* AIM OF THE TASK *
Within these entries, which lines include the string "label"? Copy each one.

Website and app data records
■ ■ ■ ■
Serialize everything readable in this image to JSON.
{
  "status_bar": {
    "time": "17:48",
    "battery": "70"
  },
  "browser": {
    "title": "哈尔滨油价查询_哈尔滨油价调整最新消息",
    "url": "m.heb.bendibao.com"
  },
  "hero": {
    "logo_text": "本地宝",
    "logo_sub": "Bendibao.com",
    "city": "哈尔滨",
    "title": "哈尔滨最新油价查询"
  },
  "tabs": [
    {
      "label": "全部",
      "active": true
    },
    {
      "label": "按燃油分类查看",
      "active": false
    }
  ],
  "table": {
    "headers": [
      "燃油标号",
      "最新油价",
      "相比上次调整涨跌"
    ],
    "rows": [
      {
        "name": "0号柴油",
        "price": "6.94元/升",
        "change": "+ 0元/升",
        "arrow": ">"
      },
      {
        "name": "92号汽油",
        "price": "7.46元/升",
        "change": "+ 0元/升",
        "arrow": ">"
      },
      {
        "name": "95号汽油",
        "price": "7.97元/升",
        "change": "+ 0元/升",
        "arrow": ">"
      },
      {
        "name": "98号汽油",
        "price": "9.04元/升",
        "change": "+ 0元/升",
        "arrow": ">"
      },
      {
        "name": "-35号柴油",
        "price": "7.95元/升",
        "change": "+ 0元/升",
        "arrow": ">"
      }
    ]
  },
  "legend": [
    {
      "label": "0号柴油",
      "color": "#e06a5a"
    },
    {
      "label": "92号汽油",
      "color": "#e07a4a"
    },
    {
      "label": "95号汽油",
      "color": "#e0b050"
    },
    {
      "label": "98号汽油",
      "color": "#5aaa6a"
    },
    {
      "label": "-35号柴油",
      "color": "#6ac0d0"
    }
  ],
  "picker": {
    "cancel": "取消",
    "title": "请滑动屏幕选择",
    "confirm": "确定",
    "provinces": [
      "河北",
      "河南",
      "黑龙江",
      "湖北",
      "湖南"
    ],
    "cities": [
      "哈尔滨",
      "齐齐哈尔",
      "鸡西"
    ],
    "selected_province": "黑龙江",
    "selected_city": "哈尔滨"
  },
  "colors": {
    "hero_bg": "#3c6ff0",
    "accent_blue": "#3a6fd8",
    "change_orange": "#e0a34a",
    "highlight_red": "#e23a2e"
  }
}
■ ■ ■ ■
* TASK ANSWER *
      "label": "全部",
      "label": "按燃油分类查看",
      "label": "0号柴油",
      "label": "92号汽油",
      "label": "95号汽油",
      "label": "98号汽油",
      "label": "-35号柴油",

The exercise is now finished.